Chalk is a humble material with a remarkable past. Though chalk today is thought of as a stubby tool for teachers to scratch out equations on a blackboard, chalk began as a type of limestone, created from the crushed shells of billions of phytoplankton called Coccoliths, whose corpses built up over millions of years into stone strata that now underlays much of Europe. Chalk has been used as a mark-making tool for nearly as long as there have been homosapiens, with early chalkwork appearing in Paleolithic cave drawings.
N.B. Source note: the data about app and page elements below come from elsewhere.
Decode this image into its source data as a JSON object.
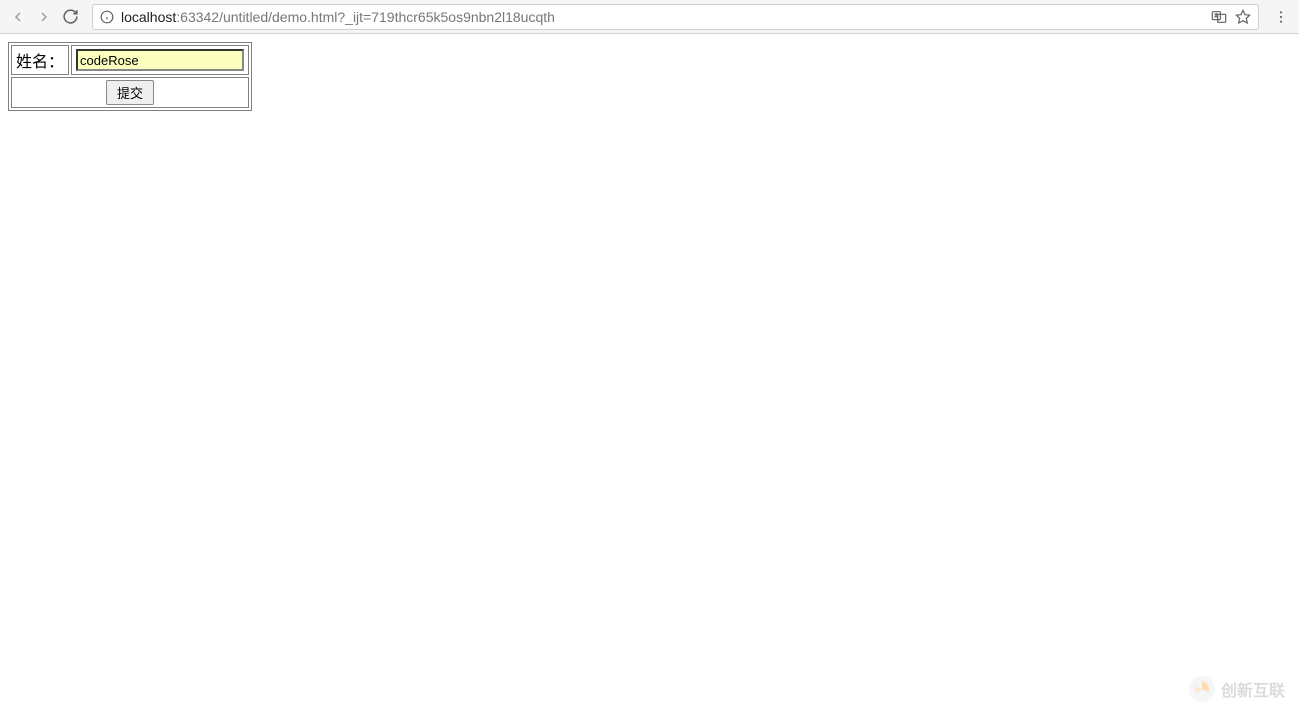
{
  "browser": {
    "url_host": "localhost",
    "url_path": ":63342/untitled/demo.html?_ijt=719thcr65k5os9nbn2l18ucqth"
  },
  "form": {
    "name_label": "姓名：",
    "name_value": "codeRose",
    "submit_label": "提交"
  },
  "watermark": {
    "text": "创新互联"
  }
}
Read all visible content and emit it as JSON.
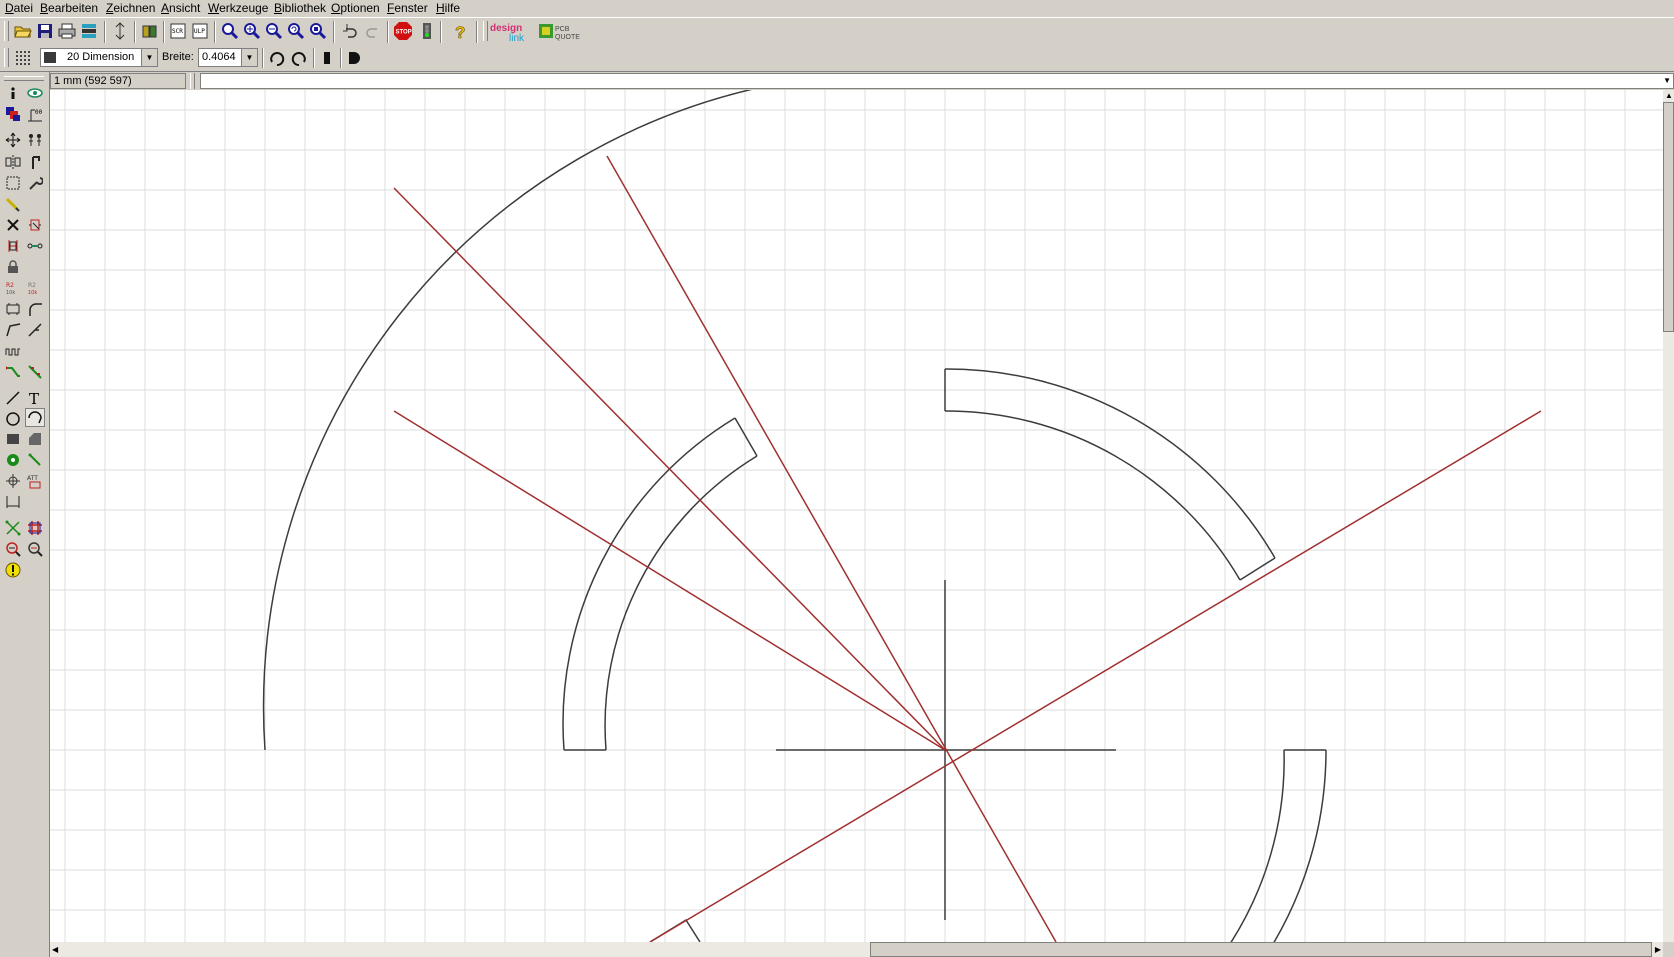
{
  "menu": [
    {
      "label": "Datei",
      "key": "D"
    },
    {
      "label": "Bearbeiten",
      "key": "B"
    },
    {
      "label": "Zeichnen",
      "key": "Z"
    },
    {
      "label": "Ansicht",
      "key": "A"
    },
    {
      "label": "Werkzeuge",
      "key": "W"
    },
    {
      "label": "Bibliothek",
      "key": "B"
    },
    {
      "label": "Optionen",
      "key": "O"
    },
    {
      "label": "Fenster",
      "key": "F"
    },
    {
      "label": "Hilfe",
      "key": "H"
    }
  ],
  "toolbar": {
    "script_label": "SCR",
    "ulp_label": "ULP",
    "stop_label": "STOP",
    "design_link_top": "design",
    "design_link_bottom": "link",
    "pcb_quote_top": "PCB",
    "pcb_quote_bottom": "QUOTE"
  },
  "params": {
    "layer_value": "20 Dimension",
    "layer_color": "#3a3a3a",
    "width_label": "Breite:",
    "width_value": "0.4064"
  },
  "status": {
    "coordinates": "1 mm (592 597)",
    "command": ""
  },
  "colors": {
    "canvas_bg": "#ffffff",
    "grid": "#dcdcdc",
    "dimension_line": "#3c3c3c",
    "construction_line": "#a03030"
  }
}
And chalk has had legs, with Renaissance and Rococo artists like Peter Paul Rubens and François Boucher turning to chalk as a tool for sketching before creating a final painting, and in the 20th century avant-garde painters like Henri Matisse and Pablo Picasso used chalk’s speed and gestural fluidity to bring their drawings to life.
Reed Enger, "Chalk, A Paleolithic material still in use," in Obelisk Art History, Published February 05, 2015; last modified July 20, 2019, http://arthistoryproject.com/mediums/chalk/.